Task requirements –
For the records below, give the number of lines where the string "icon" occurs. Include nothing else.

== Records for the task

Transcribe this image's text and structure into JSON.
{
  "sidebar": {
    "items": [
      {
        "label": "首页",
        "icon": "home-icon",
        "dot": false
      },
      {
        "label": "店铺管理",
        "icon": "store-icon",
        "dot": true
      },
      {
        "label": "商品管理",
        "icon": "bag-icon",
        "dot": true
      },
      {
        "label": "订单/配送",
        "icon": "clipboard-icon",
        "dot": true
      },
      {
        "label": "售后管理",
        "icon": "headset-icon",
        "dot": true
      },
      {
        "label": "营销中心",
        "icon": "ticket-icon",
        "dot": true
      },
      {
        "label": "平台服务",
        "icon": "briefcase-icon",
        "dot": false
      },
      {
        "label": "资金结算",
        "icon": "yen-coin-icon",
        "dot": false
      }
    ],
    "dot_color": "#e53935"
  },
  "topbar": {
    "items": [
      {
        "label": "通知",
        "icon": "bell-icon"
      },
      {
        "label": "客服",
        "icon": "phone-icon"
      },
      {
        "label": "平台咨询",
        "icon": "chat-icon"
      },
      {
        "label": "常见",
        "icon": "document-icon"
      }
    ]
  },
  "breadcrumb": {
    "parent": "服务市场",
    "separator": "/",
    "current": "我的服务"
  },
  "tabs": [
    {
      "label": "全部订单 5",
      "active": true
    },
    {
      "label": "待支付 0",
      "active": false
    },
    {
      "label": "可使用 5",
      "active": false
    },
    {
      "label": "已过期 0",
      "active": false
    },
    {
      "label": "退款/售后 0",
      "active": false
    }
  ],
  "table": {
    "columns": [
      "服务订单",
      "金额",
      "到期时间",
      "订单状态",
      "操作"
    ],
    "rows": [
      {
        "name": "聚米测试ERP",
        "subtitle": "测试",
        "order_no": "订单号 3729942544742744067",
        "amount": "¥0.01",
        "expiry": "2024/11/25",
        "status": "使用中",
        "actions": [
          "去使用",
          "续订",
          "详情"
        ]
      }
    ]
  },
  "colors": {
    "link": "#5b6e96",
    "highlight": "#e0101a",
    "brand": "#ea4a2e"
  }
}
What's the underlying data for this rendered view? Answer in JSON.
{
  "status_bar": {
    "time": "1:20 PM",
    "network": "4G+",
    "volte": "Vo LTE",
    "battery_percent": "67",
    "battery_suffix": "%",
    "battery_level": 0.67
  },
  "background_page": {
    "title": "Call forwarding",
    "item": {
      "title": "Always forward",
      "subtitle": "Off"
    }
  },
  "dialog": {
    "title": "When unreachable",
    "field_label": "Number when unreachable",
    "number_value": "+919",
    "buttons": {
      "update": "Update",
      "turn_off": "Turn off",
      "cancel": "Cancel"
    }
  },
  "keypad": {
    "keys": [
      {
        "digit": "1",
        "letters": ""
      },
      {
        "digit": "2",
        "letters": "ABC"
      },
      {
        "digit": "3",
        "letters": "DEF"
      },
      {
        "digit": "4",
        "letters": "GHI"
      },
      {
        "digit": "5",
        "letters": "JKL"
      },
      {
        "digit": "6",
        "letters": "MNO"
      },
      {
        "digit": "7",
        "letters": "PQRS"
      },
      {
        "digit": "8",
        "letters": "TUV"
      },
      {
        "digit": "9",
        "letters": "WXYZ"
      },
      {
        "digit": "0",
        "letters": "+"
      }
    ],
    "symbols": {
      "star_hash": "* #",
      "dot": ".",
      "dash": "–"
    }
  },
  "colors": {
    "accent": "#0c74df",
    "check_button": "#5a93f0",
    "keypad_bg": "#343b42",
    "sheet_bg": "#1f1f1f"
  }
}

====

Task result –
12